Task details:
Across the listing below, state how many lines hold the string "Khan"; write nothing but that number.

Provided records:
⟨
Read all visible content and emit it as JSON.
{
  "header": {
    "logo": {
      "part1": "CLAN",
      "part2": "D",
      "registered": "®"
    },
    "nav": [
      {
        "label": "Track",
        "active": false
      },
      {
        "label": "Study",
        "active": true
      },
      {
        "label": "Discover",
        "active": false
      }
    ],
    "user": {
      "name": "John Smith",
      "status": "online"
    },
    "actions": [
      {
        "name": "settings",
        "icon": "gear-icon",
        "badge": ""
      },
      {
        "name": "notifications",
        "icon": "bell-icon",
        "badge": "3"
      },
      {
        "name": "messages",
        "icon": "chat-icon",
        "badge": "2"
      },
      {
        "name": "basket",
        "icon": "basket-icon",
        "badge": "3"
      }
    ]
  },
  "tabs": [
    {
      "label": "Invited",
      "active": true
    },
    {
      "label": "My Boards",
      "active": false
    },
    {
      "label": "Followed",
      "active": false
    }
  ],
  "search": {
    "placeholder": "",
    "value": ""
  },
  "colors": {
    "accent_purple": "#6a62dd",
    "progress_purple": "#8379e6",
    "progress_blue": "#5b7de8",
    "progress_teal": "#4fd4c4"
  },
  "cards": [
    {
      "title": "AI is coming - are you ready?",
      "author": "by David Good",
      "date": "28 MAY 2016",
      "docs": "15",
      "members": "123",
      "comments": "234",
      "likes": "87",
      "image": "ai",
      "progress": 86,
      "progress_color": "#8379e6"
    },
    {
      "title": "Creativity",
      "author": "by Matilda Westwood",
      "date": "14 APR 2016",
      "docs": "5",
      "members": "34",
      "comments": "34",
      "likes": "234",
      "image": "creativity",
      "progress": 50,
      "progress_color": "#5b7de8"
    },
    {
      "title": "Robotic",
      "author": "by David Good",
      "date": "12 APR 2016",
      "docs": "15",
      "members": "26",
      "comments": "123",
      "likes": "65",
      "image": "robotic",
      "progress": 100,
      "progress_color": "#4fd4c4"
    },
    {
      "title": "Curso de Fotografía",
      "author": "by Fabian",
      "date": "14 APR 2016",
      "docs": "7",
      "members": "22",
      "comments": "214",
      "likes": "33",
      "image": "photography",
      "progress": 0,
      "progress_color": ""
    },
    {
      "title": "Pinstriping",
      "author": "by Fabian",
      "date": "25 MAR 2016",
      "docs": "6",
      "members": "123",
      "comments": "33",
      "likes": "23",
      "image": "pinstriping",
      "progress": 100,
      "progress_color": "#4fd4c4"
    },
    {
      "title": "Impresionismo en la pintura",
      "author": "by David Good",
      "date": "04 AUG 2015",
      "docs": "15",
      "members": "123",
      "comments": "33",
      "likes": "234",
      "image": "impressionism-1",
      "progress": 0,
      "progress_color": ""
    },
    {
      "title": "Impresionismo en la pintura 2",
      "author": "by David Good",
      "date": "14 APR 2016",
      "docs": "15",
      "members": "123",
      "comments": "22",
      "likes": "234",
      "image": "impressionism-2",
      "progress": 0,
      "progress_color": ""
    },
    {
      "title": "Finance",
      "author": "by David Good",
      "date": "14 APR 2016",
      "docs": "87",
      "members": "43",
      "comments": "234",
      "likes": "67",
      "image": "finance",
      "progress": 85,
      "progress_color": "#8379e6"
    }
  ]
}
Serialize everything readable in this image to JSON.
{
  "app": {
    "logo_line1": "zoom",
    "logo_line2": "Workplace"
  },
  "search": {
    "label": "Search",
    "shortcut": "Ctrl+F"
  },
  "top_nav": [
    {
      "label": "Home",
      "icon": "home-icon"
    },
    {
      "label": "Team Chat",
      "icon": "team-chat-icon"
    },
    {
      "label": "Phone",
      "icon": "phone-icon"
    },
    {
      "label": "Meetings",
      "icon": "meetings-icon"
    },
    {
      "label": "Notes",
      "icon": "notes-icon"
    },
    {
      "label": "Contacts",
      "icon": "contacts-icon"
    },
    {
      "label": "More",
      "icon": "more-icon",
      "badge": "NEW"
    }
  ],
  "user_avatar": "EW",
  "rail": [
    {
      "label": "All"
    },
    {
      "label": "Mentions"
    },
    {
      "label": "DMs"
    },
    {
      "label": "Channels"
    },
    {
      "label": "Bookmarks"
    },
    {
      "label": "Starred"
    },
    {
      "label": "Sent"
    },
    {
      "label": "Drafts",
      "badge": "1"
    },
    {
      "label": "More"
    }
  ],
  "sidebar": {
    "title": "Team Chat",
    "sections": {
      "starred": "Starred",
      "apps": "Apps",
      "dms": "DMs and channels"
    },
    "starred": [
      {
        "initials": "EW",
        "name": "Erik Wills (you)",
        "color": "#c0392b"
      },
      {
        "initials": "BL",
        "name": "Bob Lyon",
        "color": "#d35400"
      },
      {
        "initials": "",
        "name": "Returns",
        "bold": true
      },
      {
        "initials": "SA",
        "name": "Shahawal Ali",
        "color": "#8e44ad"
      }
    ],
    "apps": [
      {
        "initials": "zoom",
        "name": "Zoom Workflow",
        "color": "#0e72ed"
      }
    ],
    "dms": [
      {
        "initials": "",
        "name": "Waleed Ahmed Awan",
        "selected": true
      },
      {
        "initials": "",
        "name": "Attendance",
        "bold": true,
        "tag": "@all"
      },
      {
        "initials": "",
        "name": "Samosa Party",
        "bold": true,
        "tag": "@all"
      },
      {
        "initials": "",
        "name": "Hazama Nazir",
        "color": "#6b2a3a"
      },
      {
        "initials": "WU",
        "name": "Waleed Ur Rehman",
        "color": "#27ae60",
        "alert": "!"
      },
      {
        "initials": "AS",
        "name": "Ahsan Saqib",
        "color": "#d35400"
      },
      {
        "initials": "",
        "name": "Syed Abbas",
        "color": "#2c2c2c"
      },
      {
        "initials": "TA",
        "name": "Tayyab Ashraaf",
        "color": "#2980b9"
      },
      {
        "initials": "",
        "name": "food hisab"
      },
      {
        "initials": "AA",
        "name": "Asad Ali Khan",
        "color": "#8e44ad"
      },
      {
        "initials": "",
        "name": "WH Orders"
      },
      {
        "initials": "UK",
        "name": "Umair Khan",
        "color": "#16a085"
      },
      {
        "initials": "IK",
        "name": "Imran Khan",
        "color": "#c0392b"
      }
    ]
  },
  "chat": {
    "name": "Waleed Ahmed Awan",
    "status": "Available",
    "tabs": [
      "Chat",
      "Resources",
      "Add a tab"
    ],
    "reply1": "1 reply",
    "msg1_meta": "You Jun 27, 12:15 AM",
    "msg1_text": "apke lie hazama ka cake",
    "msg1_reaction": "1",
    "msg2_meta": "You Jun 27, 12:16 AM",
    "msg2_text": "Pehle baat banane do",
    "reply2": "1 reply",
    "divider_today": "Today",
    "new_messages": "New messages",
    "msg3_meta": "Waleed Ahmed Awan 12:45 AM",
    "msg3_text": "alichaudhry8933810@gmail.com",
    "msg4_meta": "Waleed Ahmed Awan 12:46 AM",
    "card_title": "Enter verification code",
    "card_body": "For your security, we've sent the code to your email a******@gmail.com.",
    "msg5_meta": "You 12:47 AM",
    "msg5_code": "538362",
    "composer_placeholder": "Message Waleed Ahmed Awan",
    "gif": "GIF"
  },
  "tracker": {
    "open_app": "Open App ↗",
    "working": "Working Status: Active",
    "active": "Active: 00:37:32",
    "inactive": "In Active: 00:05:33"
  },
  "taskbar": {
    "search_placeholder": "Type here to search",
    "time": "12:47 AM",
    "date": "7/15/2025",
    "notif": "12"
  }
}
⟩
Expected answer:
3